In September, a man broke in to 67-year-old Harvey Lembo's house and attempted to rob him of his prescription medications. Lembo, who uses a wheelchair and who had been robbed before, proceeded to shoot the intruder with his newly-purchased gun. He was then told that guns were not allowed in his apartment complex and that he needed to give up his weapon or face being evicted. Now, Lembo is suing his landlord for the right to bear arms.
A disabled former lobsterman who shot an intruder after buying a gun to defend himself sued his landlord Monday over a policy that prohibits him from keeping a gun in his subsidized apartment.
Harvey Lembo, who uses a motorized wheelchair, was warned by his property management company that tenants are prohibited from having firearms after he shot an alleged burglar in the shoulder after five break-ins.
The lawsuit was filed in Knox County Superior Court.
"We're interested in ensuring that people in Mr. Lembo's position are able to enjoy their full constitution rights, including their right to lawfully possess a firearm in self-defense," said Patrick Strawbridge, his Boston-based attorney.
There was no immediate response from Stanford Management Co., operator of Park Place Apartments.

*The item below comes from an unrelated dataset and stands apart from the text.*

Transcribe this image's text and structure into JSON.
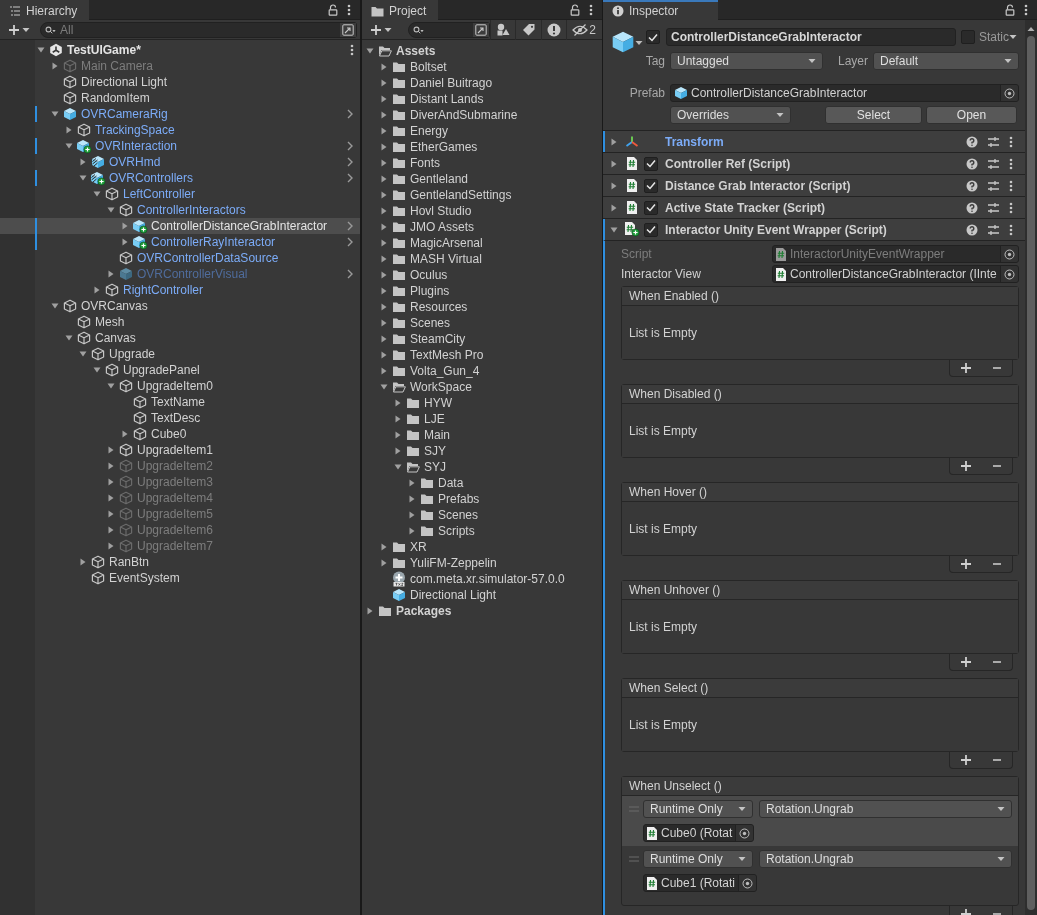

Like I wrote back in September, it was incredibly irresponsible for the media to broadcast precisely which apartment complex Lembo was living in, as well as publicize the fact that he was in possession of prescription drugs that are often targeted by thieves. Lembo is from a small town in Maine, and it would be very easy for someone to find out where he was living and rob him of his property and medications--especially with the new knowledge that he was no longer armed. Lembo has demonstrated a need to own a firearm for protection, and he should be able to.